Submitting controversy without action; procedure.
Parties to a question which might be the subject of a civil action may without action agree upon a case containing the facts upon which the controversy depends, and present a submission of the same to any court which would have jurisdiction if an action had been brought. But it must appear by affidavit that the controversy is real, and the proceedings in good faith, to determine the rights of the parties. The court shall, thereupon, hear and determine the case, and render judgment as if an action were pending.
Source:R.S.1867, Code § 567, p. 493; R.S.1913, § 7719; C.S.1922, § 8663; C.S.1929, § 20-903; R.S.1943, § 25-903.
For declaratory judgments, see sections 25-21,149 to 25-21,164.
If interests are adverse, case is not moot, though it is friendly suit. State v. First Catholic Church of Lincoln, 88 Neb. 2, 128 N.W. 657 (1910).

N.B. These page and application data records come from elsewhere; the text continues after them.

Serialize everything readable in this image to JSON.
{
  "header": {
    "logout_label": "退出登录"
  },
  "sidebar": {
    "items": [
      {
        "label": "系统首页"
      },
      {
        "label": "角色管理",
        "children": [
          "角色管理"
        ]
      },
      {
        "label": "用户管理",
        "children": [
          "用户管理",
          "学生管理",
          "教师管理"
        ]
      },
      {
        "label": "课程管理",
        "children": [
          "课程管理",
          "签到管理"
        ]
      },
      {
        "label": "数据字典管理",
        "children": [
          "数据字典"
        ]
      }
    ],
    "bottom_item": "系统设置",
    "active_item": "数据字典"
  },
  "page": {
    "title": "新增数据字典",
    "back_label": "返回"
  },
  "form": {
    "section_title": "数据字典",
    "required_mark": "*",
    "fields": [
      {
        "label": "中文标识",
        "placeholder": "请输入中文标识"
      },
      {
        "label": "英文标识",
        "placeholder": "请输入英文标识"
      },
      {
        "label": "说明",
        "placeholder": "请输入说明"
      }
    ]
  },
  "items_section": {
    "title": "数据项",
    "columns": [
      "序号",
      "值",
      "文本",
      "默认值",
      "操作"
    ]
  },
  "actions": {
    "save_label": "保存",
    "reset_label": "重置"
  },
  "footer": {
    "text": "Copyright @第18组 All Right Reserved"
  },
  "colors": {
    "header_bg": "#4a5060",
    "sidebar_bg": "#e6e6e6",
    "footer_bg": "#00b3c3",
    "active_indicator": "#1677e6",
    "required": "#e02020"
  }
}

It is the duty of Supreme Court to act when controversy is submitted under this section. In re Groff, 21 Neb. 647, 33 N.W. 426 (1887).